However, I remember not this Solomonov alone, and it was exactly like that! I saw many things in the 1920’s and 1930’s in Rostov-on-Don. And Frenkel acted similarly, according to the recollections of surviving engineers. Such a slip of a triumphant power into insolence and arrogance is the most repelling thing for those around. Sure, it is usually behavior of the worst and rudest – but this is what becomes imprinted in memory. (Likewise the Russian image is soiled by the obscenities of our villains.)

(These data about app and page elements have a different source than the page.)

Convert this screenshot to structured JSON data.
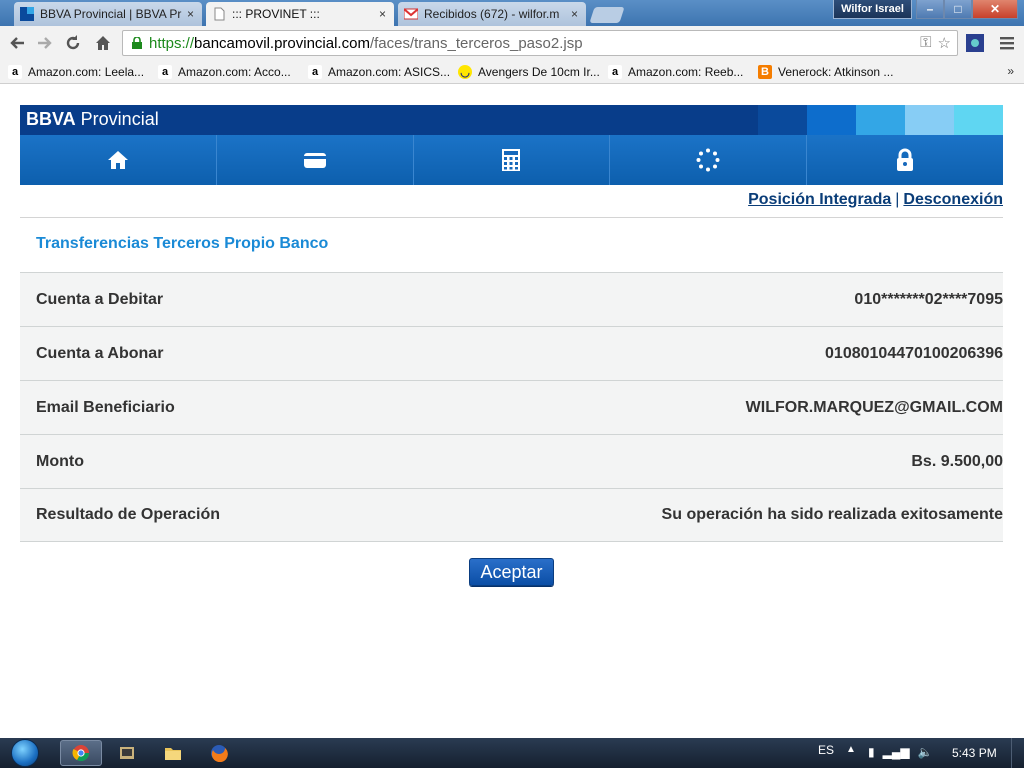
{
  "browser": {
    "tabs": [
      {
        "label": "BBVA Provincial | BBVA Pr",
        "close": "×",
        "icon": "bbva-favicon"
      },
      {
        "label": "::: PROVINET :::",
        "close": "×",
        "icon": "page-favicon"
      },
      {
        "label": "Recibidos (672) - wilfor.m",
        "close": "×",
        "icon": "gmail-favicon"
      }
    ],
    "user_name": "Wilfor Israel",
    "window_controls": {
      "minimize": "–",
      "maximize": "□",
      "close": "✕"
    },
    "url": {
      "scheme": "https://",
      "host": "bancamovil.provincial.com",
      "path": "/faces/trans_terceros_paso2.jsp"
    },
    "bookmarks": [
      {
        "label": "Amazon.com: Leela...",
        "icon": "amazon-icon"
      },
      {
        "label": "Amazon.com: Acco...",
        "icon": "amazon-icon"
      },
      {
        "label": "Amazon.com: ASICS...",
        "icon": "amazon-icon"
      },
      {
        "label": "Avengers De 10cm Ir...",
        "icon": "mercadolibre-icon"
      },
      {
        "label": "Amazon.com: Reeb...",
        "icon": "amazon-icon"
      },
      {
        "label": "Venerock: Atkinson ...",
        "icon": "blogger-icon"
      }
    ],
    "bookmarks_more": "»"
  },
  "bank": {
    "brand_bold": "BBVA",
    "brand_rest": " Provincial",
    "brand_blocks": [
      "#0a4a9c",
      "#0d6dcc",
      "#33a6e6",
      "#87cdf5",
      "#5fd6f2"
    ],
    "menu": [
      "home-icon",
      "card-icon",
      "calculator-icon",
      "loading-icon",
      "lock-icon"
    ],
    "links": {
      "position": "Posición Integrada",
      "separator": "|",
      "logout": "Desconexión"
    },
    "section_title": "Transferencias Terceros Propio Banco",
    "rows": [
      {
        "label": "Cuenta a Debitar",
        "value": "010*******02****7095"
      },
      {
        "label": "Cuenta a Abonar",
        "value": "01080104470100206396"
      },
      {
        "label": "Email Beneficiario",
        "value": "WILFOR.MARQUEZ@GMAIL.COM"
      },
      {
        "label": "Monto",
        "value": "Bs. 9.500,00"
      },
      {
        "label": "Resultado de Operación",
        "value": "Su operación ha sido realizada exitosamente"
      }
    ],
    "accept_label": "Aceptar"
  },
  "taskbar": {
    "language": "ES",
    "time": "5:43 PM",
    "apps": [
      "chrome-icon",
      "explorer-icon",
      "folder-icon",
      "firefox-icon"
    ]
  }
}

All these blandishments and appeals to avoid writing about the things like they were – are undistinguishable from what we heard from the highest Soviet tribunes: about anti-defamation, about socialist realism – to write like it should be, not like it was.
As if a creator is capable of forgetting or creating his past anew! As if the full truth can be written in parts, including only what is pleasing, secure and popular.
And how meticulously all the Jewish characters in my books were analyzed with every personal feature weighted on apothecary scales. But the astonishing story of Grigory M., who did not deliver the order to retreat to a dying regiment because he was frightened (Archipelago GULag, v. 6, Ch. 6) – was not noticed. It was passed over without a single word! And Ivan Denisovich added insult to injury: there were such sophisticated sufferers but I put forward a boor!
For instance, during Gorbachev’s glasnost, emboldened Asir Sandler published his camp memoirs. “After first perusal, I emphatically rejected One Day In The Life Of Ivan Denisovich… the main personage was Ivan Denisovich, a man with minimal spiritual needs, focused only on his mundane troubles” – and Solzhenitsyn turned him into the national image… (Exactly like all well-meaning communists were grumbling at that time!) While “[Solzhenitsyn] preferred not to notice the true intelligentsia, the determinant of domestic culture and science”. Sandler was discussing this with Miron Markovich Etlis (both used to be Idiots in medical unit). And Etlis added: “The story is significantly distorted, placed upside down”. “Solzhenitsyn failed to emphasize …the intelligent part of our contingent”… Self-centered reflections [of Ivan Denisovich] about himself… that patience… that pseudo-Christian attitude toward others”. And in 1964 Sandler was lucky to relieve his feelings in conversation with Ehrenburg himself. And the latter affirmatively nodded when Sandler mentioned his “extremely negative” feeling toward my novelette (12).
However, not a single Jew reproached me that Ivan Denisovich, in essence, attends to Cesar Markovich as a servant, albeit with good feelings.
1 Семён Бадаш. Колыма ты моя, Колыма… New York: Effect Publishing Inc.. 1986, с. 65-66.
2 В. Лемпорт. Эллипсы судьбы // Время и мы: Международный журнал литературы и общественных проблем. Нью-Йорк, 1991, № 113. с. 168.
3 Л. Воронель. Трепет иудейских забот. 2-е изд. Рамат-Ган: Москва-Иерусалим, 1981, с. 28-29.
4 Михаил Хейфец. Место и время (еврейские заметки). Париж: Третья волна, 1978, с. 93.
5 А. Зисман. «Книга о русском еврействе» // Новая Заря, Сан-Франциско, 1960, 7 мая, с. 3.
6 Иосиф Бергер. Крушение поколения: Воспоминания / Пер. с англ. Firenze: Edizioni Aurora. 1973, с. 148-164.
7 Известия, 1933. 5 августа, с. 1-2.
8 Беломорско-Балтийский Канал имени Сталина: История строительства / Под ред. М. Горького, Л.Л. Авербаха. С.Г. Фирина. [М.]: История Фабрик и Заводов, 1934.
9 Подробнее о Френкеле — в «Архипелаге ГУЛаге».
10 Г. Миронова. Туннель в прошлое // Комсомольская правда, 1989, 18 апреля, с. 1.
11 Российская Еврейская Энциклопедия. 2-е изд., испр. и доп. М.. 1994. Т. 1, с. 526-527; 1995. Т. 2. с. 27.
12 Асир Сандлер. Узелки на память: Записки реабилитированного. Магаданское книжн. изд-во. 1988, с. 22. 62-64.